Start of Block

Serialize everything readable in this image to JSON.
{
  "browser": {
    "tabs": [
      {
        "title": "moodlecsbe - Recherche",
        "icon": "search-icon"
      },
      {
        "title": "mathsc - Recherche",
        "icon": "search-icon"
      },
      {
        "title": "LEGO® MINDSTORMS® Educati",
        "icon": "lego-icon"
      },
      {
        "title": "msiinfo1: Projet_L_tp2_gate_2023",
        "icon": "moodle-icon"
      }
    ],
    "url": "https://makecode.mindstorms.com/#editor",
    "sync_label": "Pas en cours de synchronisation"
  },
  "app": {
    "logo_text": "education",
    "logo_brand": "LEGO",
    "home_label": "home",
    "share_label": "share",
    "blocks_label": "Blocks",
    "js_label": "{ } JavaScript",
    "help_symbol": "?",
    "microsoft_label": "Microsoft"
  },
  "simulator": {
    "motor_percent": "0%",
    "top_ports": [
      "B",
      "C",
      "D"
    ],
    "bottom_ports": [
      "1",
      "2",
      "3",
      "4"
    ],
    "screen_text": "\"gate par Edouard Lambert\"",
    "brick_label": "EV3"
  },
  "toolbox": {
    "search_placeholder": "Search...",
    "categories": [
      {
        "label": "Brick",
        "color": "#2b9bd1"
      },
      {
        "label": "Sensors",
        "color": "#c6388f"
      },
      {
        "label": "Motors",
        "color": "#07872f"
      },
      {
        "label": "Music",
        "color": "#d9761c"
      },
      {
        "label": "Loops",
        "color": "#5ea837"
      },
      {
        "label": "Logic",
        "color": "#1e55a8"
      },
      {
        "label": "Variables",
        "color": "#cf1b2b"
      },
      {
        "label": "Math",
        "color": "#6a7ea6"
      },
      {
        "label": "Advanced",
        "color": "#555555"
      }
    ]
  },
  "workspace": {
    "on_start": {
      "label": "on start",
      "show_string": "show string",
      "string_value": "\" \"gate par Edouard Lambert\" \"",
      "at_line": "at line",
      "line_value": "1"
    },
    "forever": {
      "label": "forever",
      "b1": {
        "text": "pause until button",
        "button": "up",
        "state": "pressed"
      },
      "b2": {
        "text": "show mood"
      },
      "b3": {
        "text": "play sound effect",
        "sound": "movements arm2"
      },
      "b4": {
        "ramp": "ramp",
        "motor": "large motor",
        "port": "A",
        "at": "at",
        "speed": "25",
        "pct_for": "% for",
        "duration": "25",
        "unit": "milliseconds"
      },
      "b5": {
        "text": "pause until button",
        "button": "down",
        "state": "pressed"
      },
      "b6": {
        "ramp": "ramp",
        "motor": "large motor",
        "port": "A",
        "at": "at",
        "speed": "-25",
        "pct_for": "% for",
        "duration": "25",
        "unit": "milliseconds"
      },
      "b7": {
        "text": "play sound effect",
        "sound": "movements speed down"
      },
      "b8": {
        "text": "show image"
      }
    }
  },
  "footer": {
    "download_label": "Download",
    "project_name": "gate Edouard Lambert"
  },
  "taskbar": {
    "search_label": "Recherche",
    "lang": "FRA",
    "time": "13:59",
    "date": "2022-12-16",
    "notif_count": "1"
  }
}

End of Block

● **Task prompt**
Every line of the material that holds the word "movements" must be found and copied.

● **Answer for the task**
        "sound": "movements arm2"
        "sound": "movements speed down"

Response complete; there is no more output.